Two of the slogans seemed like a turning word in my spiritual practice.
When the world is filled with evil, transform all mishaps into the path of bodhi.
Whatever you meet unexpectedly, join with meditation.
These slogans helped me integrate and bring together my formal practice and my karmic everyday life. It seems a lot of practitioners compartmentalize their practices. One side being meditation practice and formal practices, which are split off from the in-between ordinary life. Sometimes I ask a practitioner, “What is your practice?” and they answer me only in terms of their zazen or how much they are meditating. Practicing with the Lojong slogans and in particularly these two general slogans, transform our idea of moment-to-moment practice and merge the absolute practices down to earth with our everyday life.
Now, I see, every moment, every mishap, every unexpected predicament as an opportunity to practice right now. I practice keeping my vision of wholeness, as I walk through the world filled with evil or misunderstandings or fantasies and delusions. Mostly, we see our stories as solid, real and with the unending need to fix our karma. Sometimes, we are completely lost in our individual storyline of our lives and from that point of view, we carry a lot of worry and stress. My practice now is, without annihilating one speck of dust from my karmic story, I open the moment and include; everything that is whole about the moment, everything that is interdependently manifesting with the rest of life, everything that transcends the narrowness of “my life”.
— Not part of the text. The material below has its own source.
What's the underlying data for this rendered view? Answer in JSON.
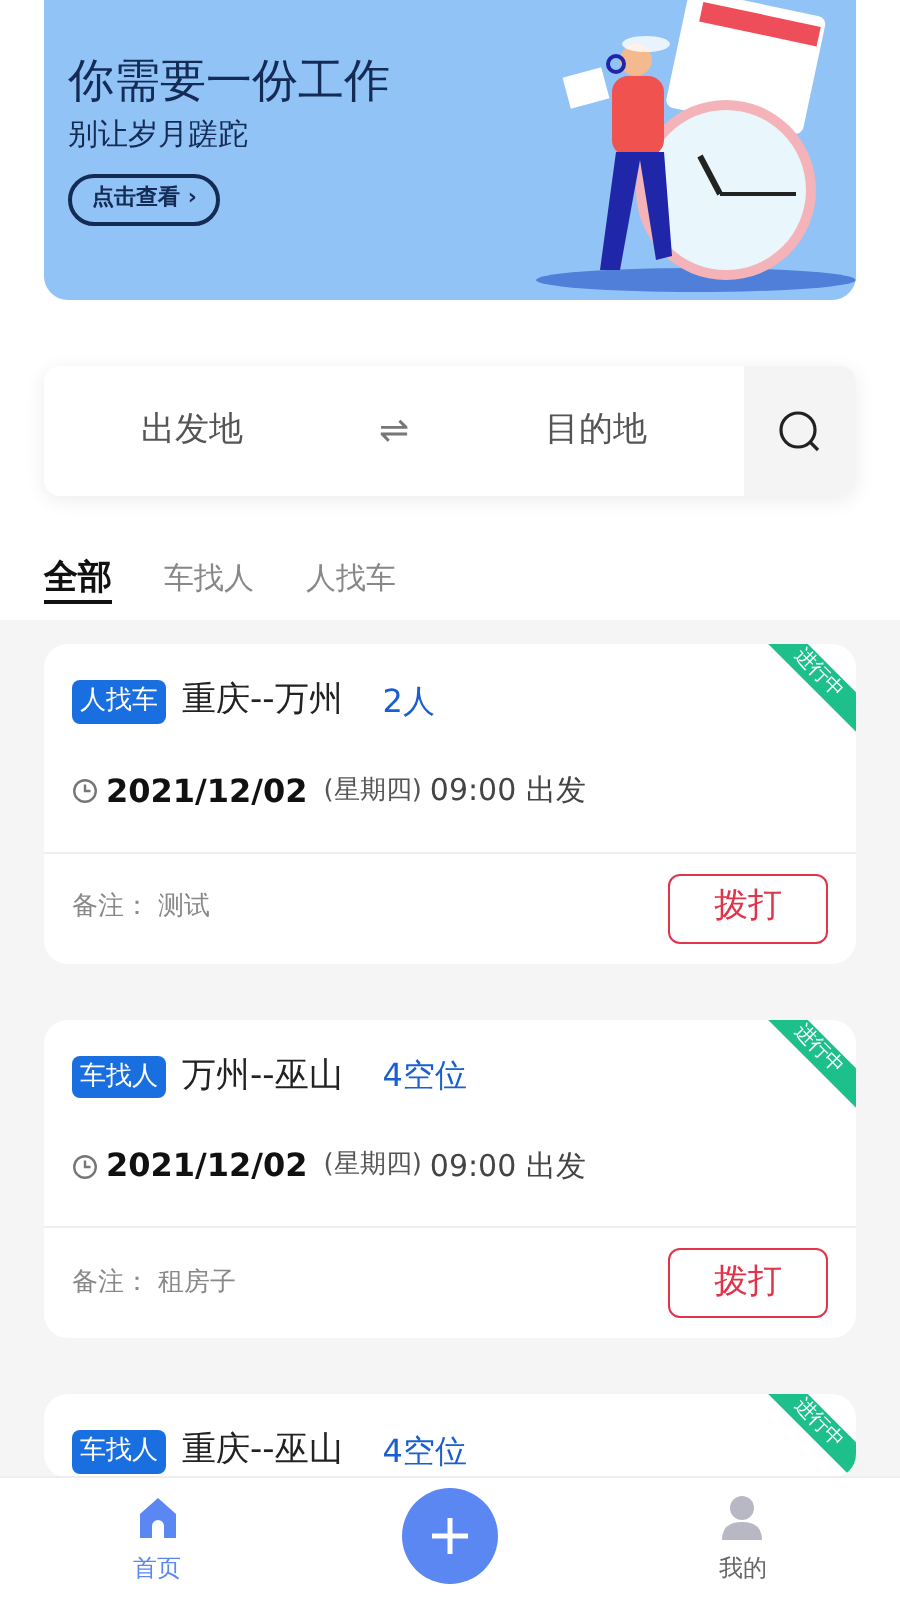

Moment-to-moment we can transform this dull, painful, repeating day-after-day life into a moment of transforming practice-realization. We can work that miraculous pivot and see how to practice in each moment, formally or informally. I am still digesting Reb Anderson’s practice of:
Welcome every moment, and use the practices of the paramitas in response: generosity and patience.
Perhaps, another comment about these slogans is the reflection on “ when the world is filled with evil.” Lately, I only have to read the headlines on the front of the newspapers to feel that the world is filled with evil. My most human response is to feel despair and nihilism for the world and a sense of hopelessness. But I think that Buddhism has a different response. As long as I breathe, as long as I still am awake to this very moment, I can practice living without greed, anger and ignorance and the fact of that practice, helps the world. I am not adding on more suffering to an already suffering world. I am not adding anger to anger and hatred to hatred. ‘To give up’ is not practice! Jizo Bodhisattva goes into hell to help and has unflagging optimism that life can transform. How could I possibly have unflagging optimism in the face of the difficulties of our 21st century life? I can have it in my attitude to the moment-to-moment activity in my life and the willingness to do concrete things in ordinary life to help the whole. This is to live in connection with wholeness and gratitude, and to have a generous attitude towards how I live my one precious human life.